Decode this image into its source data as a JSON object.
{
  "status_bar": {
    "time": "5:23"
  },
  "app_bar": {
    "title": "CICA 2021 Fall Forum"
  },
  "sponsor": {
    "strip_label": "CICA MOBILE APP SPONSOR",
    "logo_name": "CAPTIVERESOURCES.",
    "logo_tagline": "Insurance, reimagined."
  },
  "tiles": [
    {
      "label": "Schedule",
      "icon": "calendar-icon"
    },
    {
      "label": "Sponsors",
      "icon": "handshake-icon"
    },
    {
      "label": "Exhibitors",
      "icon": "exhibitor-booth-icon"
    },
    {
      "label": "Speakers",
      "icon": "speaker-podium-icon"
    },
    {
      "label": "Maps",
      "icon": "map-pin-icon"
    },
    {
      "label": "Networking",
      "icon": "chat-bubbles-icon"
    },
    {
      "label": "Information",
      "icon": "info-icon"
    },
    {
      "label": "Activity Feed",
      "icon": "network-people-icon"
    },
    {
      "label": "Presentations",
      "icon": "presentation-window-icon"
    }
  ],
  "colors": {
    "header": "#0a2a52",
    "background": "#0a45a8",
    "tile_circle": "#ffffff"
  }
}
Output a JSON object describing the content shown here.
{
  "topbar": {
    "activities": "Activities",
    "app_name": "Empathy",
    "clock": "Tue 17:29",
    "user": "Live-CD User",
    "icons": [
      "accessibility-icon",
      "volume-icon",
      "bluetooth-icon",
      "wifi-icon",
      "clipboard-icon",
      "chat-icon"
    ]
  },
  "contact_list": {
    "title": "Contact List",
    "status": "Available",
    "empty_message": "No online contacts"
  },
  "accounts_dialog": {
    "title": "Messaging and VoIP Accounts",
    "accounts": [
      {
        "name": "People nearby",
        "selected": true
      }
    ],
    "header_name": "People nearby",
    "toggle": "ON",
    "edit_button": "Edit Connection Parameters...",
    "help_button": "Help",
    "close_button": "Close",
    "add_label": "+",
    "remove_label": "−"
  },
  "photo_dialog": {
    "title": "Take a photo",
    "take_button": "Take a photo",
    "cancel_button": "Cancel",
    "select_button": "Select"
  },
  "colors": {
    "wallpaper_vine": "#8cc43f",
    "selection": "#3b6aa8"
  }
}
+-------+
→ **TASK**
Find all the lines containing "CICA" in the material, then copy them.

→ **SOLUTION TO THIS EXERCISE**
    "title": "CICA 2021 Fall Forum"
    "strip_label": "CICA MOBILE APP SPONSOR",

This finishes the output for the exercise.